### Your assignment:
Please count how many lines below contain the word "Management" and give nothing but that figure.

[Data records for software interfaces]
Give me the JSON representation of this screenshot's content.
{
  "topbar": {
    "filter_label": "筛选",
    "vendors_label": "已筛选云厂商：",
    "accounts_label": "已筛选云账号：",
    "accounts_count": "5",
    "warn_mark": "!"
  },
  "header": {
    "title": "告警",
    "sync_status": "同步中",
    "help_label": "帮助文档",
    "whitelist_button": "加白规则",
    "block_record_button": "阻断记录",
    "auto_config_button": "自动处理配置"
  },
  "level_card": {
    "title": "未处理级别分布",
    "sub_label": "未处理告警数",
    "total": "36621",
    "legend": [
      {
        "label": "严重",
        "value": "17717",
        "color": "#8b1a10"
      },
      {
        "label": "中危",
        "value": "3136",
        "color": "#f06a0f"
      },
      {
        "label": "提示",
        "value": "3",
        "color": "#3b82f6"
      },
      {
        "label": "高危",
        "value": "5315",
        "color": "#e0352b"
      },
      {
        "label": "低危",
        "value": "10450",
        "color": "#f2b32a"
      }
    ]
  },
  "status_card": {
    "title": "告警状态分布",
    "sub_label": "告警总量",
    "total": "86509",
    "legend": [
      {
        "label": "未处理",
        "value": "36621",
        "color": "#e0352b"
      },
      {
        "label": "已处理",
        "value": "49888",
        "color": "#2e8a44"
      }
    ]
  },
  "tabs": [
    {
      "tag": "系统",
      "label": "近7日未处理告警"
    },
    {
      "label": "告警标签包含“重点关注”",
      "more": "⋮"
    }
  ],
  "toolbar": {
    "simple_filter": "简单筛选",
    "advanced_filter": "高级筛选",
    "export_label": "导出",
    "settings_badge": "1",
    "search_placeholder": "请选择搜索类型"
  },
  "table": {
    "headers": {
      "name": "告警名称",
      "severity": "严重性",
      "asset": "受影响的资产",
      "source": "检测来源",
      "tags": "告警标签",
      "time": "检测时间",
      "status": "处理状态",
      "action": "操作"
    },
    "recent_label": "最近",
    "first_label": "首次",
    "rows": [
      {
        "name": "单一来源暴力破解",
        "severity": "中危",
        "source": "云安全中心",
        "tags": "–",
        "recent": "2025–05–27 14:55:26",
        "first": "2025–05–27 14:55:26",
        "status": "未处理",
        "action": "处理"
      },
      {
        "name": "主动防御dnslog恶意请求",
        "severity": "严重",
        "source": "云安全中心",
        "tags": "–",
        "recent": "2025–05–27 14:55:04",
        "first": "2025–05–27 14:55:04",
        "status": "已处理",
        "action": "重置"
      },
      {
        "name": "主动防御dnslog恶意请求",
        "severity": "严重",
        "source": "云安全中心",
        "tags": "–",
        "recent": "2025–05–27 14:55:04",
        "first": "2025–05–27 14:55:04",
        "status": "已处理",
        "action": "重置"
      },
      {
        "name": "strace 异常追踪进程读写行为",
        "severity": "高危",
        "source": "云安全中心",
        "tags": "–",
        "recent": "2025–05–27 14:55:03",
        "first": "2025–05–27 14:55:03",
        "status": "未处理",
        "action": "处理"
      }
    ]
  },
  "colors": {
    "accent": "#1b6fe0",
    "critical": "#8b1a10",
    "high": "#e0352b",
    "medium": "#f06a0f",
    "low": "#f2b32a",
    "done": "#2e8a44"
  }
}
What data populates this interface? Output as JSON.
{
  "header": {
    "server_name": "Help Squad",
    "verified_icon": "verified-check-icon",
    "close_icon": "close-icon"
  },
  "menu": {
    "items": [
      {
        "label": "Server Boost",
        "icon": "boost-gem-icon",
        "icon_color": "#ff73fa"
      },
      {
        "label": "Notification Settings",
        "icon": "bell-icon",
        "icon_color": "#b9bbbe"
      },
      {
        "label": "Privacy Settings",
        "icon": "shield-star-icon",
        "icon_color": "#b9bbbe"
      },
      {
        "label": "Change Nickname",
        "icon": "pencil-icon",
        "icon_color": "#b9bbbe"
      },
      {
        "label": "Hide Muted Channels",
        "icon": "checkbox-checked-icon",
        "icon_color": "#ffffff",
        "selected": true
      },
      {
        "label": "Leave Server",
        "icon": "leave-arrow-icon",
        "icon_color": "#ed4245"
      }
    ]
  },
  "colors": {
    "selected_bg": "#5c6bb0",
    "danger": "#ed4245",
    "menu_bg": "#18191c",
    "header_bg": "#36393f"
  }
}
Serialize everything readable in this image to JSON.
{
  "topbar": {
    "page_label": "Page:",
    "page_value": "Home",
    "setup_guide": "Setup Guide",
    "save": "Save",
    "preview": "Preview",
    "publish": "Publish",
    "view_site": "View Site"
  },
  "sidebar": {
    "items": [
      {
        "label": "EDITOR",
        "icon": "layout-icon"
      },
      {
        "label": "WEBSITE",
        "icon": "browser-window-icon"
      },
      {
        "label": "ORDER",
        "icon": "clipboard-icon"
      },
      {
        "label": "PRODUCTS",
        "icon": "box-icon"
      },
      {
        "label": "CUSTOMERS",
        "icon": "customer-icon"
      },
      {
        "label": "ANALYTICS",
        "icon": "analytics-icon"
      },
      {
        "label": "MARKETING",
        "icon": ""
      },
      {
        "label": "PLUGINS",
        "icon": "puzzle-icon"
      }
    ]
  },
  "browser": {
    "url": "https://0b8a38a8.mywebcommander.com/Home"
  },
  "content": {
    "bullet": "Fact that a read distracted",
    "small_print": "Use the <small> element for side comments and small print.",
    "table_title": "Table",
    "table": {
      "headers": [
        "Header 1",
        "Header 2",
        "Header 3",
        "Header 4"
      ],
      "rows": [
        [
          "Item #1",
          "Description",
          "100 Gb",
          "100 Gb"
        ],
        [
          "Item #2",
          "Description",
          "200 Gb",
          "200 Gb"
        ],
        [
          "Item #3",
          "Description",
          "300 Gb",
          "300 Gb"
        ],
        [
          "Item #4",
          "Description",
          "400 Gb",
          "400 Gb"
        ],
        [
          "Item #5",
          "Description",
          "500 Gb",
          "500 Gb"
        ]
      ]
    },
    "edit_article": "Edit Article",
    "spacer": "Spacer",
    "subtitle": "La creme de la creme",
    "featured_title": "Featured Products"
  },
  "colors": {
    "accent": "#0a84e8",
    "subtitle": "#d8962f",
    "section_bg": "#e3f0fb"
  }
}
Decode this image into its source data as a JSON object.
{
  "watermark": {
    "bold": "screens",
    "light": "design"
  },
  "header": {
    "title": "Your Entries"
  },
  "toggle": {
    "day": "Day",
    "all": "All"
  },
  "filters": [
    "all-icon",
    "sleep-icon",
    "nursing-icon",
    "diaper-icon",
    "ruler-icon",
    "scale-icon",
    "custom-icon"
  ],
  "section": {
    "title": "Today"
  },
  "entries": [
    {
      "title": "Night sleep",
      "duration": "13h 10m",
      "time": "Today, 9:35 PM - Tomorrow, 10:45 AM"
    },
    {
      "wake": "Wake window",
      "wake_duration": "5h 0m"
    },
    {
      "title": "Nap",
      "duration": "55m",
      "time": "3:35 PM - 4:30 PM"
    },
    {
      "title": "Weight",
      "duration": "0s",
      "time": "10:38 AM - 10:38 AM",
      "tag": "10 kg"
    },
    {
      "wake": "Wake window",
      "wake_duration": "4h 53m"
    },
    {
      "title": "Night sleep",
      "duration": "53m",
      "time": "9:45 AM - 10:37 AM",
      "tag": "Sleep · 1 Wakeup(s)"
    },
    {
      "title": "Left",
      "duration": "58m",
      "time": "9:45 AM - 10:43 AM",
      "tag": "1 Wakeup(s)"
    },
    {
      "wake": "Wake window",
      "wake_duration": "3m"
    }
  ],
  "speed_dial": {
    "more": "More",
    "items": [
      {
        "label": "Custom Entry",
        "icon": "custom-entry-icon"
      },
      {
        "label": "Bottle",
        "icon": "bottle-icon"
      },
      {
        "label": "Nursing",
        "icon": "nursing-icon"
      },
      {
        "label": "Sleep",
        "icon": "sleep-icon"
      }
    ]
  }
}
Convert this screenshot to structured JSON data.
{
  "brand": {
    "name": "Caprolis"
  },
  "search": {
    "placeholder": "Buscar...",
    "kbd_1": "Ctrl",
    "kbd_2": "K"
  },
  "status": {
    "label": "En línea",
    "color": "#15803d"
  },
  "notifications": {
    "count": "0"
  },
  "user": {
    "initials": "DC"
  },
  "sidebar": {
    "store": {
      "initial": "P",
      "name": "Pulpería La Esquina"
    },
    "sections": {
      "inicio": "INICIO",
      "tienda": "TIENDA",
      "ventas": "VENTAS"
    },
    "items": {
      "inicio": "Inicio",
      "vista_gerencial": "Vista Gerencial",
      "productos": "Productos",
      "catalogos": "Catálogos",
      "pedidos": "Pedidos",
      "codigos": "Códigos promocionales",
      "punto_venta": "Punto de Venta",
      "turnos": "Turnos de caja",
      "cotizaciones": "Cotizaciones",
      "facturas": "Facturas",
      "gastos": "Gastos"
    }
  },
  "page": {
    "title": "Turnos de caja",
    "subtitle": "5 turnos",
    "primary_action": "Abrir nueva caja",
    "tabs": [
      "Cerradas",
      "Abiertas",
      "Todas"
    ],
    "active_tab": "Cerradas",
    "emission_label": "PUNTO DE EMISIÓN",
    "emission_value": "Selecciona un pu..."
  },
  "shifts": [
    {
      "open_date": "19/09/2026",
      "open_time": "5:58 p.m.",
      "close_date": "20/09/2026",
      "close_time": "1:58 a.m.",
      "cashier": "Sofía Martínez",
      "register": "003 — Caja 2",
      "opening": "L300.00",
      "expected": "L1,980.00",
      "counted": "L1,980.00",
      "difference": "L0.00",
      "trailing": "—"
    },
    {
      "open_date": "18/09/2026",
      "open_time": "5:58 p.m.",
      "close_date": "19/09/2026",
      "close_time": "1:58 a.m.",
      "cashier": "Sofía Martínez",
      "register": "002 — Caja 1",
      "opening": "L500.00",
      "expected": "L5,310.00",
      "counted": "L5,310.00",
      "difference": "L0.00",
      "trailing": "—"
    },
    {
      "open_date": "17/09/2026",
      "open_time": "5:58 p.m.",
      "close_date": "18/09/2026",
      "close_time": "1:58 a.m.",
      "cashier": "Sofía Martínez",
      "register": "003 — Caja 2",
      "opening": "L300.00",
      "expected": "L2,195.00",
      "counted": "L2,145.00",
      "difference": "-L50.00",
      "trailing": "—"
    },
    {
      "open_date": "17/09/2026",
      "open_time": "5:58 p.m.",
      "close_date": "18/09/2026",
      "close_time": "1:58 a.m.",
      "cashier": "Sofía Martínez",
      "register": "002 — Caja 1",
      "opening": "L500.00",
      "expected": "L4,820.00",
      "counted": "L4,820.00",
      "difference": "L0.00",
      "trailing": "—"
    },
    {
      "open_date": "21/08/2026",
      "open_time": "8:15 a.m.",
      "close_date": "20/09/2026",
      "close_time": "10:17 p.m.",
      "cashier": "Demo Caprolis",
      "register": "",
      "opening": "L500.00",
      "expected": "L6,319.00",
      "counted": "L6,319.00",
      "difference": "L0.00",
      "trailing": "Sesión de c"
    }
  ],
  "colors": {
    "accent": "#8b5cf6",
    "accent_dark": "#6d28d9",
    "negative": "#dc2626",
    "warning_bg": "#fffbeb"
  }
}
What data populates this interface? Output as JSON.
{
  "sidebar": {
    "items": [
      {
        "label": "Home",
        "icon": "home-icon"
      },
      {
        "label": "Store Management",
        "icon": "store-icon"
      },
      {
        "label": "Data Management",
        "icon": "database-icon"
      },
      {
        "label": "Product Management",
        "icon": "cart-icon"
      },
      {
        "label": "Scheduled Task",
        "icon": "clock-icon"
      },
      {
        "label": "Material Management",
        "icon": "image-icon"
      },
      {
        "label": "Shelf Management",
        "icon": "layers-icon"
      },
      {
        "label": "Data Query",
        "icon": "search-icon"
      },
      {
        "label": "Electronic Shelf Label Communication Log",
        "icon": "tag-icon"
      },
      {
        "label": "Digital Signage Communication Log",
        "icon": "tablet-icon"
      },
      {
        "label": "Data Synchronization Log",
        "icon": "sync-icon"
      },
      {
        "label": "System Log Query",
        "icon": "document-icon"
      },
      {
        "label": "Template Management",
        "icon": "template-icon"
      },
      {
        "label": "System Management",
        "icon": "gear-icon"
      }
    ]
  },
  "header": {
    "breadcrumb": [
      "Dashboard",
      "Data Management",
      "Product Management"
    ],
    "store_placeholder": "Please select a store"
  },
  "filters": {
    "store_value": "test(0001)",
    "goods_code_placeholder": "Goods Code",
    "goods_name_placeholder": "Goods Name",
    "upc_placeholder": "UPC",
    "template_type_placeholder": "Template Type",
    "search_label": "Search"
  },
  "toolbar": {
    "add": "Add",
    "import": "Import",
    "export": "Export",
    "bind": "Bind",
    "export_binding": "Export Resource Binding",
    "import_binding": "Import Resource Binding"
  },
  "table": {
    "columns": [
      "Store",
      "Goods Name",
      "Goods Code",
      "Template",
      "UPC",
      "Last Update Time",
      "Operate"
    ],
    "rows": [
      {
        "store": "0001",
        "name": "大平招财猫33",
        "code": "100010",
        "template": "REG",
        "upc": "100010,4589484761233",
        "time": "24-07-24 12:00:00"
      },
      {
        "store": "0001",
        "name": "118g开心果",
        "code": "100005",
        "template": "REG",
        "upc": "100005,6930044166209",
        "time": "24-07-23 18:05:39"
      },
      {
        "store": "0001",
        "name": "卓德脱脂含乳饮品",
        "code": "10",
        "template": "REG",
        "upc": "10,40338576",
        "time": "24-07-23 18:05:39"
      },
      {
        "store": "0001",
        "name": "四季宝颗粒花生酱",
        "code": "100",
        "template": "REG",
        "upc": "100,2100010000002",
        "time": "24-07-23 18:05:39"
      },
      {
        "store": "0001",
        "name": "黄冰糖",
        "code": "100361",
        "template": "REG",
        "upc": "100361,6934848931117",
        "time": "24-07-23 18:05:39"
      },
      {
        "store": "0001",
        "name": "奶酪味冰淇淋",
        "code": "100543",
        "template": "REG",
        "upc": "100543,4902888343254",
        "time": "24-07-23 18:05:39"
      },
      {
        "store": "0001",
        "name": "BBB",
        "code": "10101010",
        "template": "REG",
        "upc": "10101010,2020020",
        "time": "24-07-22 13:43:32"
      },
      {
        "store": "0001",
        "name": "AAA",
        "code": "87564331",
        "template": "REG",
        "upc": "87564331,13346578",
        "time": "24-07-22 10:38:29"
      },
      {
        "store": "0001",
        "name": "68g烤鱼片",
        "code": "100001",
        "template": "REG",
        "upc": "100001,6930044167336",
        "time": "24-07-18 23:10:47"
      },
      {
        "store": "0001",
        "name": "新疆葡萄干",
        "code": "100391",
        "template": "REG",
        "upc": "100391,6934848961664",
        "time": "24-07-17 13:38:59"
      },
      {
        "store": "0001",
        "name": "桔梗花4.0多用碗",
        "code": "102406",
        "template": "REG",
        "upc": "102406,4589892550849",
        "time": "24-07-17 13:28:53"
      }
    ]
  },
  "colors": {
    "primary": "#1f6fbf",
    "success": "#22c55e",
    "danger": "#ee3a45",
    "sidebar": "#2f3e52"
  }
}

### Answer to the problem:
9